> **EXERCISE DIRECTIONS**:
Every line below that mentions the word "title" should be copied out.

Records from a dataset
_ _ _ _ _
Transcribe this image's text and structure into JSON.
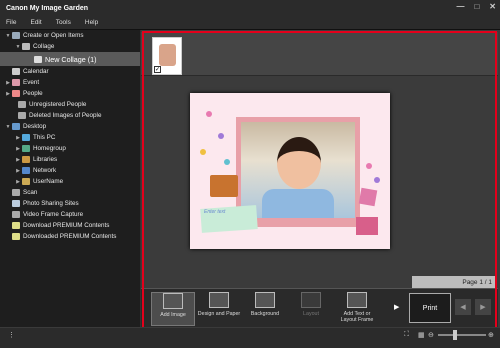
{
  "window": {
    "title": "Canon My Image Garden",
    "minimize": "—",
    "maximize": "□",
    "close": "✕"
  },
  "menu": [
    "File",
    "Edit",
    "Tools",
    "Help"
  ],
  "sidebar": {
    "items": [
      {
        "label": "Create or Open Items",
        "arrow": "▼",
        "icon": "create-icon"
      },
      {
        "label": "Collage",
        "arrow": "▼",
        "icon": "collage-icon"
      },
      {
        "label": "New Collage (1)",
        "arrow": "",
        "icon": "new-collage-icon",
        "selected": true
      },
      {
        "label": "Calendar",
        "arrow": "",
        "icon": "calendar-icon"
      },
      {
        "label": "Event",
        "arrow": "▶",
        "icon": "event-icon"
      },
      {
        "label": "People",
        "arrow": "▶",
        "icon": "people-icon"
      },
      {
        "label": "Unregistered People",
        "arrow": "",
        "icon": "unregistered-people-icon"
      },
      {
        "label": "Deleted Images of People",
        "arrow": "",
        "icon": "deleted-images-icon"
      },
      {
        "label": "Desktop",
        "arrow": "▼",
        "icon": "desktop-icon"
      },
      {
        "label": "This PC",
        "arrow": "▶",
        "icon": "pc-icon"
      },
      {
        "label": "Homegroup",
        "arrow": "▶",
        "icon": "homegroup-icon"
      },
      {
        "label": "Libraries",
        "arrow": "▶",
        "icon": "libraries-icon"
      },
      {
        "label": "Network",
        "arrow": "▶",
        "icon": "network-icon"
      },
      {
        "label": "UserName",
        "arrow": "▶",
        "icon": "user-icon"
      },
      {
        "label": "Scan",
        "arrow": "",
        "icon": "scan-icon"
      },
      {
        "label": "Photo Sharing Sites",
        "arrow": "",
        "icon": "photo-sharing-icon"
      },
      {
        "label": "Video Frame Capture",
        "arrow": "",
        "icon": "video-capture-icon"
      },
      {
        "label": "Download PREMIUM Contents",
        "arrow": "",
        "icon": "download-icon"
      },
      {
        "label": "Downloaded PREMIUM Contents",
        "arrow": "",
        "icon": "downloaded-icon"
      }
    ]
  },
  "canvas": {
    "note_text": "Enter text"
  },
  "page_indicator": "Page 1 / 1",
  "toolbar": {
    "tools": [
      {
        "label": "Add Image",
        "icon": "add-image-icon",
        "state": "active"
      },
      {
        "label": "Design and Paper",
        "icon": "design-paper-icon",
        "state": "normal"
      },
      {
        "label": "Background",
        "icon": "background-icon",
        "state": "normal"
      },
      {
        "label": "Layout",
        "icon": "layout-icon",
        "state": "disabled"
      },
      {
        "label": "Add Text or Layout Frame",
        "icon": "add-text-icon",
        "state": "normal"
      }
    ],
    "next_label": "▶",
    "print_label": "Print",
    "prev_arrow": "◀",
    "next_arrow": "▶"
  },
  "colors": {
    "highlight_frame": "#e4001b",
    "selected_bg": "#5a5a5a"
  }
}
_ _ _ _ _
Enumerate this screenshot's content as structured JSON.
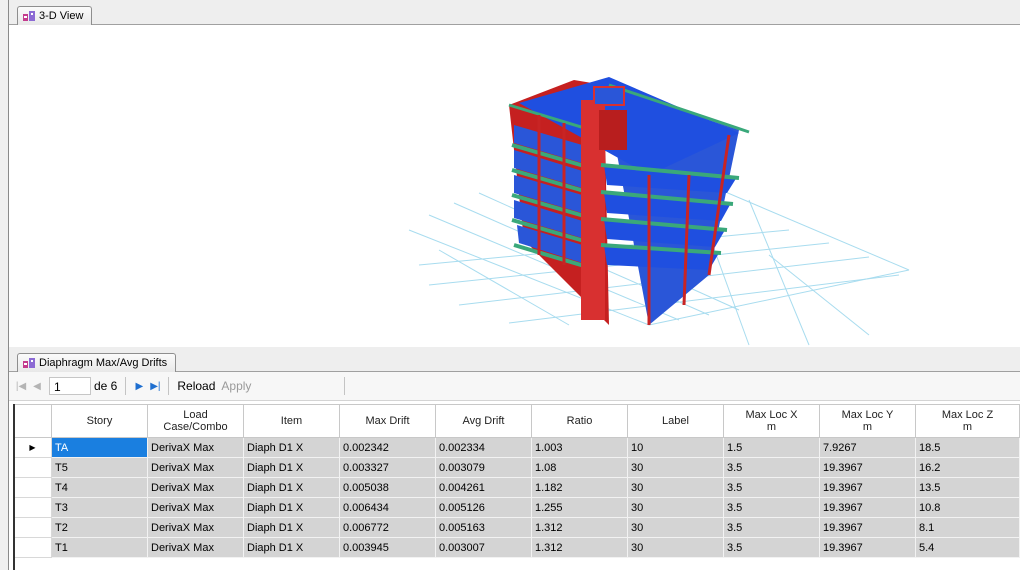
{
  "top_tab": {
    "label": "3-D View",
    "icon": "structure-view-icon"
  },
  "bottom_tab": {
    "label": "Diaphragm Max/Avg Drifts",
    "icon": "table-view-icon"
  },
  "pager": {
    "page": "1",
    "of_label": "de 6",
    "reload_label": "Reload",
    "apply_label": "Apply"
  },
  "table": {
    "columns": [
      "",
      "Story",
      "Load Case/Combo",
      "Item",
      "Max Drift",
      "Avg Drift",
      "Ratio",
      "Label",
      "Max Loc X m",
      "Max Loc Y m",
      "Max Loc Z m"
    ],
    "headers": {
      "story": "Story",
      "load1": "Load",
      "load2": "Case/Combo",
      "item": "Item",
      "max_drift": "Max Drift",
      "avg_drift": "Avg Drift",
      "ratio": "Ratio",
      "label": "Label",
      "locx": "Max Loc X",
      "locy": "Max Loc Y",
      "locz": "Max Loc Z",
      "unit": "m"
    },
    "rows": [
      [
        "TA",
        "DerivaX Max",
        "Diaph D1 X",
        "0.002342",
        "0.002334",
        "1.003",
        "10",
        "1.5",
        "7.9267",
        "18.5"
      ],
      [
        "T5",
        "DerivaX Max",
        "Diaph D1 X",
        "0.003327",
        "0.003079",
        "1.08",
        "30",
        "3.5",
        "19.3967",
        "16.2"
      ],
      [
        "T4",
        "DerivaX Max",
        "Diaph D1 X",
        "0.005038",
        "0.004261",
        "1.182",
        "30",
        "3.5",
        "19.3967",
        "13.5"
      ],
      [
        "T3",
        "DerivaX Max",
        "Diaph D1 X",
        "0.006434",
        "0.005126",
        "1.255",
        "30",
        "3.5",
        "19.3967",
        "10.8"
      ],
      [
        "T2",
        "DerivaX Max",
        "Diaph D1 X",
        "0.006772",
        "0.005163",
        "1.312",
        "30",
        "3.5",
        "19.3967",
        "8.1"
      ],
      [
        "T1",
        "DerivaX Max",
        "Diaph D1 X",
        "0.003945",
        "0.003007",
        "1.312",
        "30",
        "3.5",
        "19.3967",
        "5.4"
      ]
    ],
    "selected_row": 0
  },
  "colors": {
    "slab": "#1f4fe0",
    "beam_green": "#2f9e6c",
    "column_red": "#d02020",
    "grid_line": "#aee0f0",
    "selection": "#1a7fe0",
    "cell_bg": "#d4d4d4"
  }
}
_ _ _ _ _
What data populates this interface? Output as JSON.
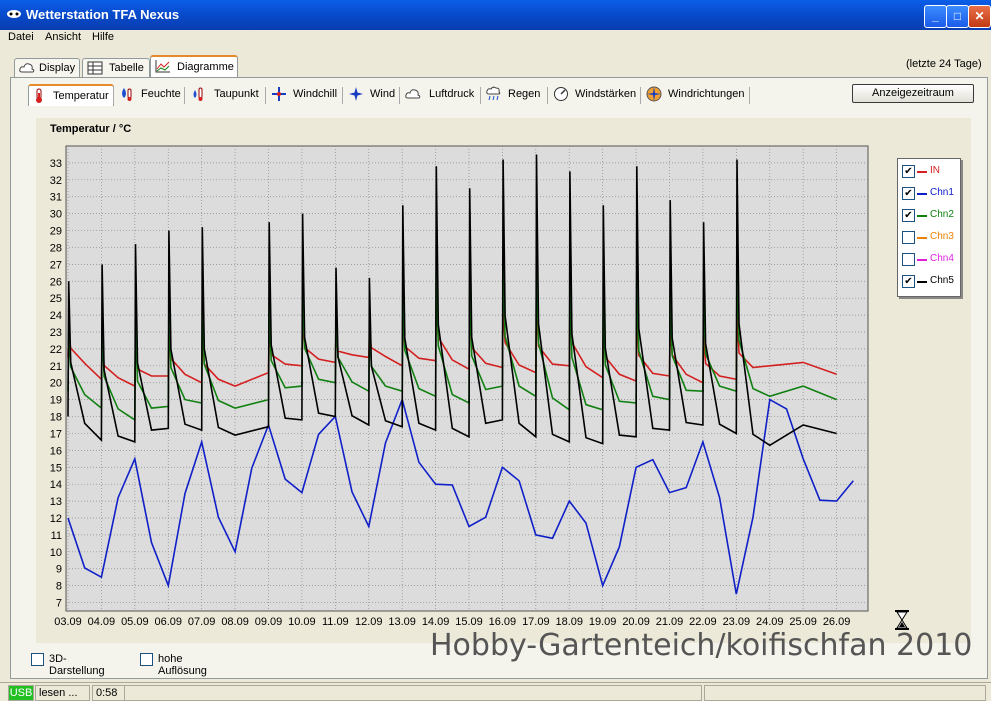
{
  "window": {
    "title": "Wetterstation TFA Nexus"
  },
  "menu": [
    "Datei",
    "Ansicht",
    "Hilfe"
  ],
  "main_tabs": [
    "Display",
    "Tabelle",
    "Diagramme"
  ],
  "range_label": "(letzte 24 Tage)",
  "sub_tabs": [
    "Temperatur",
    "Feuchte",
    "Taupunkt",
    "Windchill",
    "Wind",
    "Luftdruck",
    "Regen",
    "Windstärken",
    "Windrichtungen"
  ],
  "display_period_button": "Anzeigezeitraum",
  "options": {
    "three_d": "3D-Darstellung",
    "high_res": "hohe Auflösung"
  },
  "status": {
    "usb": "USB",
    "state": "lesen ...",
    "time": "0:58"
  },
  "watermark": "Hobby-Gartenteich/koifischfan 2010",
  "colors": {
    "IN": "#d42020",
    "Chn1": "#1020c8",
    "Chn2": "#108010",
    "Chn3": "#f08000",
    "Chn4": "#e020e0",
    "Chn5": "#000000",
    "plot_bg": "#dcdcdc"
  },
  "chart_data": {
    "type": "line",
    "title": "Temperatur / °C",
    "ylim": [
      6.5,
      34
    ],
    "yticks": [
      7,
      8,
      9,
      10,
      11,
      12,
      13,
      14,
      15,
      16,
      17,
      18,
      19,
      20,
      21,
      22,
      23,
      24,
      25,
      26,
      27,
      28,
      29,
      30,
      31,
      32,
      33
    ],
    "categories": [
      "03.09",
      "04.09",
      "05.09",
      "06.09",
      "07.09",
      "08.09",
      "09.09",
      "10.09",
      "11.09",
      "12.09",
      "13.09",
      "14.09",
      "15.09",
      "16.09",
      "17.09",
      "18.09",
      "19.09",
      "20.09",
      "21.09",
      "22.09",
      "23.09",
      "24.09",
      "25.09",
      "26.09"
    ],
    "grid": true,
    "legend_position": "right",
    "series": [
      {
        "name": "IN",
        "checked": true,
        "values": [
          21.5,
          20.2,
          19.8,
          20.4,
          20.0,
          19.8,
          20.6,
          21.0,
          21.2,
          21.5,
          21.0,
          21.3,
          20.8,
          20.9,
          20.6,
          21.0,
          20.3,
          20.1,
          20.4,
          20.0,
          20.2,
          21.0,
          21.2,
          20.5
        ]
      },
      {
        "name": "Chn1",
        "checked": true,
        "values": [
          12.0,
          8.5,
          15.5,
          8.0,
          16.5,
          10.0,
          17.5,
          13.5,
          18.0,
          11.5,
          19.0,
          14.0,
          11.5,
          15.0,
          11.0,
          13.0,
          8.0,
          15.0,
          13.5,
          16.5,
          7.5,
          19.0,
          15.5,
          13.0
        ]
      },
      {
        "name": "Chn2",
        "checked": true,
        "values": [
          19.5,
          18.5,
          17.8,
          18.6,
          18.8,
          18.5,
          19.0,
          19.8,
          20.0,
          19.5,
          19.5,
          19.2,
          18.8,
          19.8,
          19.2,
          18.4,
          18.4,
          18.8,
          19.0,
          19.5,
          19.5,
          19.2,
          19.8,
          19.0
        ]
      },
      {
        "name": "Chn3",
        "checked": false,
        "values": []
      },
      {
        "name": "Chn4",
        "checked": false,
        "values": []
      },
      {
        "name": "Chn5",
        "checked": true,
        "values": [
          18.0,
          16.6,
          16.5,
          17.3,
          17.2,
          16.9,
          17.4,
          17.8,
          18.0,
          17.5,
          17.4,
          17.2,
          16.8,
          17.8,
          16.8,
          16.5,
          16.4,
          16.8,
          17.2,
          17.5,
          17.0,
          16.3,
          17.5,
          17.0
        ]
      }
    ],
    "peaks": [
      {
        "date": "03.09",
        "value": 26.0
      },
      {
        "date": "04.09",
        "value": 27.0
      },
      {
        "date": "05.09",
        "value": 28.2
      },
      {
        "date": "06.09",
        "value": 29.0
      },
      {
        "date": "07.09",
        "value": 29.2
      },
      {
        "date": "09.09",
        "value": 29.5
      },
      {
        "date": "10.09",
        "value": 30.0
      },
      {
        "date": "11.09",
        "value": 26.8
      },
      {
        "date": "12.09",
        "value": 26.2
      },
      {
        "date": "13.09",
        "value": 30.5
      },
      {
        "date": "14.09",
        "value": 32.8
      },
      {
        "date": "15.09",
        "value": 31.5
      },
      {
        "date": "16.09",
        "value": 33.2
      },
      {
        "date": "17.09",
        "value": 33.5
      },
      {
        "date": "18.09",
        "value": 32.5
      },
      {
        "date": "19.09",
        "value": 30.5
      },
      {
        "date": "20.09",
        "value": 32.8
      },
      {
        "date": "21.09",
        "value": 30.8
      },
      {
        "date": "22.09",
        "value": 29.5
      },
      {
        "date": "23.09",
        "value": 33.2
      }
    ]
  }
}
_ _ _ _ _
> **WRITTEN ANSWER**:
    "title": "Canon My Image Garden",
    "title": "Wetterstation TFA Nexus"
    "title": "Temperatur / °C",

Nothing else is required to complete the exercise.